__What you have to do__. Copy out the listing below exactly, please, and skip any pictures.

__Input data__.

____

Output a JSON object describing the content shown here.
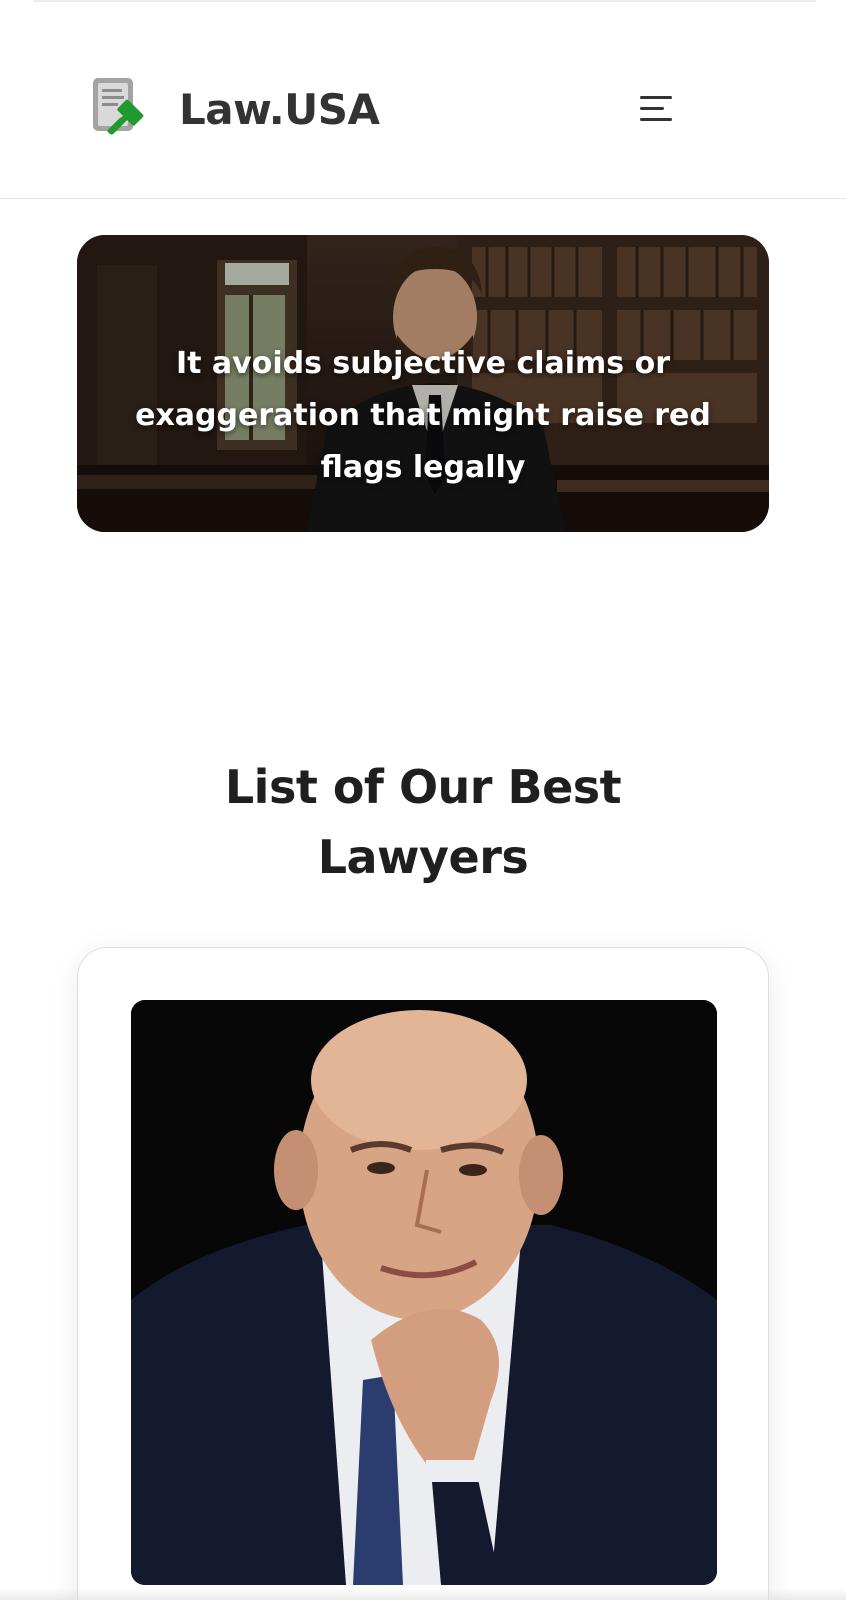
{
  "header": {
    "brand": "Law.USA",
    "logo_icon": "gavel-document-icon",
    "menu_icon": "hamburger-menu-icon"
  },
  "hero": {
    "text": "It avoids subjective claims or exaggeration that might raise red flags legally"
  },
  "lawyers_section": {
    "title": "List of Our Best Lawyers"
  },
  "colors": {
    "brand_text": "#333333",
    "logo_green": "#1f9a2e",
    "logo_gray": "#9e9e9e",
    "title_text": "#1f1f1f",
    "card_border": "#dedede"
  }
}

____

__Output for this task__.
Output a JSON object describing the content shown here.
{
  "header": {
    "brand": "Law.USA",
    "logo_icon": "gavel-document-icon",
    "menu_icon": "hamburger-menu-icon"
  },
  "hero": {
    "text": "It avoids subjective claims or exaggeration that might raise red flags legally"
  },
  "lawyers_section": {
    "title": "List of Our Best Lawyers"
  },
  "colors": {
    "brand_text": "#333333",
    "logo_green": "#1f9a2e",
    "logo_gray": "#9e9e9e",
    "title_text": "#1f1f1f",
    "card_border": "#dedede"
  }
}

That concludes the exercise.